In the latest installment of #LitBeat our correspondent reports from a Tumblr-hosted event at Housing Works, featuring readings from Baratunde Thurston, Alexander Chee, and our own Edan Lepucki.
A very thoughtful essay by Millions contributor Patrick at his home base, the Vromans bookstore blog. The nut of the piece is the idea that publishers can and should create stronger brand identities. Patrick points out some publishers that are already doing this, and there’s some great stuff in the comments as well. The piece is a reaction to an equally interesting essay from if:book.
“Why are people so preoccupied? What is genre in the first place? Who invented it? Why am I perceived to have crossed a kind of boundary?” Kazuo Ishiguro and Neil Gaiman discuss The Buried Giant, fantasy and genre for the New Statesman. Pair with our own Lydia Kiesling‘s review of the novel.
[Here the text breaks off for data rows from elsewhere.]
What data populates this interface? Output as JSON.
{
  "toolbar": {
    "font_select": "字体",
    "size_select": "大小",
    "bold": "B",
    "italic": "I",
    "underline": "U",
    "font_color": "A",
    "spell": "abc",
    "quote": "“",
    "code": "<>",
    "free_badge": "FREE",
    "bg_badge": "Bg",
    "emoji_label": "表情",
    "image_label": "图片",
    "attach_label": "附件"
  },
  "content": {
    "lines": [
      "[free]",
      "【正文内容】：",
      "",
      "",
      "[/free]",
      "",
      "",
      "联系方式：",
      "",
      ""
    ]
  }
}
Featuring missing titles from Cormac McCarthy, Margaret Atwood, Stephen King, Roberto Bolaño, Vladimir Nabokov et al., The Missing Books is a project by Scott Esposito to assemble “a curated directory of books that do not exist, but should.” If that puts you in the mood for further Borgesian hijinks, consider Sam Allingham‘s piece about a summer spent cataloguing books in a university library basement.
Google has added a Worldcat search to Google Books, allowing readers to look for books in their local libraries as well as on online bookstore sites. (via)From the Department of Clever Book Promotions: Random House is using a text-based (or interactive fiction) game to promote the release of The Glass Books of the Dream Eaters by Gordon Dahlquist.Steven Johnson’s forthcoming book The Ghost Map, “a thrilling historical account of the worst cholera outbreak in Victorian London,” sounds pretty terrific. To whet the appetite, he provides a brief list of the “best” plague books to the Wall Street Journal. (via).Just in time for Banned Books Week, check out some very cool banned books jewelry.